People with bipolar disorder who abuse substances are no more likely to commit violent crimes than substance users who do not have bipolar disorder, according to a study reported by the BBC.

A pervasive stereotype in society is that of the crazed person who goes on a violent criminal rampage. But is there any truth to this archetype? That is what Seena Fazel, MD, and her colleagues from Oxford University in Oxford, England, hoped to find out. They examined data of 3,700 people in Sweden who had been diagnosed with bipolar disorder along with 4,000 of those individuals’ siblings and 37,000 people in the general public.

The researchers found that people with bipolar disorder were no more likely to commit a violent crime. Rather, alcohol and drugs abuse was the most potent predictor of violent crime. In fact, substances abusers, whether or not they had bipolar disorder, were about six to seven times more likely to commit a violent crime than people who did not have a substance abuse problem.

“It’s probably more dangerous walking outside a pub on a late night than walking outside a hospital where patients have been released,” Fazel told the BBC.
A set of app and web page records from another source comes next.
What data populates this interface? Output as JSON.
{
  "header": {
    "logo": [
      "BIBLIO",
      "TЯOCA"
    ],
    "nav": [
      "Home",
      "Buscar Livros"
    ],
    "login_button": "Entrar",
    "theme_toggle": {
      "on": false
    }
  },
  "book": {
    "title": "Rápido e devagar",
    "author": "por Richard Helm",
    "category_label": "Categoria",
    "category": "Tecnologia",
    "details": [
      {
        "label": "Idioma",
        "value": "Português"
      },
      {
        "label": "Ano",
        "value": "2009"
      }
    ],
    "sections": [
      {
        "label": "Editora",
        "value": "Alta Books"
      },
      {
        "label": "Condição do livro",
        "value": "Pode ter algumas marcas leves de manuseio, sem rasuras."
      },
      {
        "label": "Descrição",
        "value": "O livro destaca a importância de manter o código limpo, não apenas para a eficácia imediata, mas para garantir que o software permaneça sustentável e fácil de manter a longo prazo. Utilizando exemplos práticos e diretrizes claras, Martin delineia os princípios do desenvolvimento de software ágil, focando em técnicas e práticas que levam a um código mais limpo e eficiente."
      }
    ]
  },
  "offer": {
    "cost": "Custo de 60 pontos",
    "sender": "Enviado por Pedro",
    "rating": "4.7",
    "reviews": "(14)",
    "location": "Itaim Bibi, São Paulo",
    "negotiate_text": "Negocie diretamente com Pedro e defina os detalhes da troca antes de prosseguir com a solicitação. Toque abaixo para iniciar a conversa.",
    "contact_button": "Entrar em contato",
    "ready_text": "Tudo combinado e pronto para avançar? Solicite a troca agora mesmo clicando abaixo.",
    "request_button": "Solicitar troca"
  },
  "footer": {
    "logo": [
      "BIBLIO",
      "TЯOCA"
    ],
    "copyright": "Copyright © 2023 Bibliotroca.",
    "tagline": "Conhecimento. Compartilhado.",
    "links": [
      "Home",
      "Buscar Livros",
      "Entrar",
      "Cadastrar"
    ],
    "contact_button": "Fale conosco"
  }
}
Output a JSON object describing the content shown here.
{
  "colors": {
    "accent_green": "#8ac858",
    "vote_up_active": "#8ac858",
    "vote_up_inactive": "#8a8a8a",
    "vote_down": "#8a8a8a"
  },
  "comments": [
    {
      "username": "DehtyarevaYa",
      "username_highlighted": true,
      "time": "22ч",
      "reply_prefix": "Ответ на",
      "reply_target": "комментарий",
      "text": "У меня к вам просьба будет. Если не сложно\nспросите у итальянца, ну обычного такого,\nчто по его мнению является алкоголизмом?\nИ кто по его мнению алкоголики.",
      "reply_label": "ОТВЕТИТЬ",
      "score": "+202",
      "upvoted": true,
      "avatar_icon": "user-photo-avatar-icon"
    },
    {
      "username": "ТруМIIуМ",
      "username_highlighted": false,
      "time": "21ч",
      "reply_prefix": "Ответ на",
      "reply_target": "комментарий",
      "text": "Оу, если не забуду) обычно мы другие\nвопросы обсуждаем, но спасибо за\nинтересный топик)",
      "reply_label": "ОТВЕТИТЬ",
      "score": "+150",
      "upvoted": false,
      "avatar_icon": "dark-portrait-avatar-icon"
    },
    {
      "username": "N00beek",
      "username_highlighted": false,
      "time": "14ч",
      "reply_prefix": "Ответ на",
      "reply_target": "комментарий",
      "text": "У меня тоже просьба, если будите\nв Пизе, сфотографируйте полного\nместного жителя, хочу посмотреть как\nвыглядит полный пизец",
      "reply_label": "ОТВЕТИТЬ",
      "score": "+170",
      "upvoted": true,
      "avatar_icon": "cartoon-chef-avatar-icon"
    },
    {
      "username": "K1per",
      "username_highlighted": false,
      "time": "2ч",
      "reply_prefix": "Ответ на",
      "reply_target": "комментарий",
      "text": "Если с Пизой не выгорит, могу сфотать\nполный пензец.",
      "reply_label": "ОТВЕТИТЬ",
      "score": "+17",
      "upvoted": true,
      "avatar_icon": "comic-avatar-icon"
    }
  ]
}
A previous study by the same authors regarding people with schizophrenia found similar conclusions.